Which lines in the records below include the word "label"? Report each of them in full.

***** Given information *****

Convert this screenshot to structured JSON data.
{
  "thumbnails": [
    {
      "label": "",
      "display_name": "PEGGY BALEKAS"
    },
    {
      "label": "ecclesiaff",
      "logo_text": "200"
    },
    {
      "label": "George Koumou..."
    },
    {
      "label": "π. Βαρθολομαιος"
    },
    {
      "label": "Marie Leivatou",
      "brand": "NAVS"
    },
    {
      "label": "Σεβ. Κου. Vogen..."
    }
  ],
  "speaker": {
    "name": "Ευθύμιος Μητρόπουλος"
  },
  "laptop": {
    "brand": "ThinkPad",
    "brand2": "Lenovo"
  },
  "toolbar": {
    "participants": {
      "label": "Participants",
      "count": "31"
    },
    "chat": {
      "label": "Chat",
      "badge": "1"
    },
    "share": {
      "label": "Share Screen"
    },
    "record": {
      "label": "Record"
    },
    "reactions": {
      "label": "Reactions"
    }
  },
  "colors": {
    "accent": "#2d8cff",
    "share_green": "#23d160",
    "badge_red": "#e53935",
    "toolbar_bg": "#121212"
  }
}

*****

### [Answer to the problem]
      "label": "",
      "label": "ecclesiaff",
      "label": "George Koumou..."
      "label": "π. Βαρθολομαιος"
      "label": "Marie Leivatou",
      "label": "Σεβ. Κου. Vogen..."
      "label": "Participants",
      "label": "Chat",
      "label": "Share Screen"
      "label": "Record"
      "label": "Reactions"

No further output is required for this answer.